The new requirement for sharing revenues with overlapping districts that receive property tax revenues represents a departure from current TIF requirements. In each TIF (or TFIA), property values are frozen at the establishment year to create a "base value." In a TIF, all jurisdictions may only tax this base value. This may lead to increases in property tax rate over time for jurisdictions with a large proportion of their property value in a TIF. The proposed TFIA institutes revenue-sharing provisions to reduce this effect. Within the city of Chicago, a TFIA would return all revenues to the Chicago Board of Education, as if there were no TFIA, and share 20 percent of incremental revenues with the remaining underlying districts. This distribution method does not apply to municipalities other than Chicago. 

*Revenue sharing provisions do not apply to suburban taxing districts
Source: Chicago Metropolitan Agency for Planning Analysis, 2016


Other departures from current TIF requirements include lifespan, establishment criteria, and eligible expenditures. To repay the cost of the improvements, a 35-year lifespan is likely the most feasible option because the TFIAs receive a smaller amount of revenue, which in turn would require a longer amount of time to repay the costs of constructing transit infrastructure. The proposed TFIAs must be within a half-mile of one of the four transit facilities outlined in the bill, and do not need to meet typical TIF blight criteria. Finally, all revenues generated by a TFIA must be spent on transit improvements.
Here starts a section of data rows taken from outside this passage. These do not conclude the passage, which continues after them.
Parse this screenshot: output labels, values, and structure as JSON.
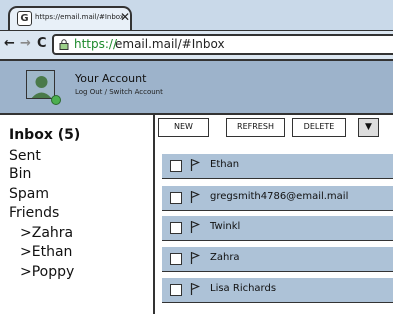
{
  "browser": {
    "tab": {
      "icon_letter": "G",
      "title": "https://email.mail/#Inbox",
      "close": "✕"
    },
    "nav": {
      "back": "←",
      "forward": "→",
      "reload": "C"
    },
    "url": {
      "scheme": "https://",
      "rest": "email.mail/#Inbox"
    }
  },
  "account": {
    "name": "Your Account",
    "links": "Log Out / Switch Account"
  },
  "sidebar": {
    "folders": [
      {
        "label": "Inbox (5)"
      },
      {
        "label": "Sent"
      },
      {
        "label": "Bin"
      },
      {
        "label": "Spam"
      },
      {
        "label": "Friends"
      },
      {
        "label": ">Zahra"
      },
      {
        "label": ">Ethan"
      },
      {
        "label": ">Poppy"
      }
    ]
  },
  "toolbar": {
    "new_label": "NEW",
    "refresh_label": "REFRESH",
    "delete_label": "DELETE",
    "more_label": "▼"
  },
  "emails": [
    {
      "sender": "Ethan"
    },
    {
      "sender": "gregsmith4786@email.mail"
    },
    {
      "sender": "Twinkl"
    },
    {
      "sender": "Zahra"
    },
    {
      "sender": "Lisa Richards"
    }
  ],
  "colors": {
    "url_secure": "#1d8a2c",
    "row_background": "#adc2d7",
    "header_background": "#9db3cb"
  }
}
The focus on infrastructure costs may allow the district to have a shorter lifespan if costs are repaid earlier. 
 
The legislation outlines a process to incorporate existing TIFs into the proposed TFIAs, which is significant because a large proportion of the potential TFIA areas already have existing TIFs. In some cases, these TIFs may have preexisting obligations to developers or other infrastructure projects. While the legislation does not provide a clear path for resolving these obligations, the City of Chicago may choose to repay them with other funds or wait until these agreements are completed.
 

Supporting major capital projects

The transit improvements supported by TFIA legislation provide the region with a critical tool to implement GO TO 2040's recommendations. Indeed, three of the projects identified in the legislation are approved Major Capital Projects in GO TO 2040: Red and Purple Line Modernization, Union Station improvements, and the Red Line South Extension. The fourth project, the Blue Line Modernization and Extension program, supports CMAP's recommendations to reinvest in and modernize the existing transportation system. The legislation limits the TFIA district length for this project to nine miles, approximating the existing length of the Blue Line from downtown to Forest Park, without an extension. As shown in the map, potential TFIA districts for these four projects overlap, indicating that implementation will involve consideration of project benefits and funding needs. In fact, the proposed TFIA districts overlap downtown, emphasizing the regional benefits of transit investments.
 
Cost estimates for each of these projects range from $900 million for the first phase of the Union Station Master Plan to up to $4.2 billion for all phases of the Red and Purple Line reconstruction. Federal support for these projects is available through the New Starts program and its component Core Capacity program for existing transit systems, and potentially other grant programs. But the federal share for the New Starts and Core Capacity programs is limited to 60 percent of project costs, with the remaining 40 percent drawn from state and local sources, such as farebox revenues.  
 

 

Looking forward

Leveraging the value that transit infrastructure creates to fund long-term improvement and expansion offers a key option in the current constrained funding environment. ON TO 2050 will underscore the region's need to increase investments in modernizing existing infrastructure and pursuing strategic expansions of the system. Value capture mechanisms could be an important transportation system funding concept for the region. CMAP will closely monitor the implementation of the TFIA legislation, which is pending the Governor's approval.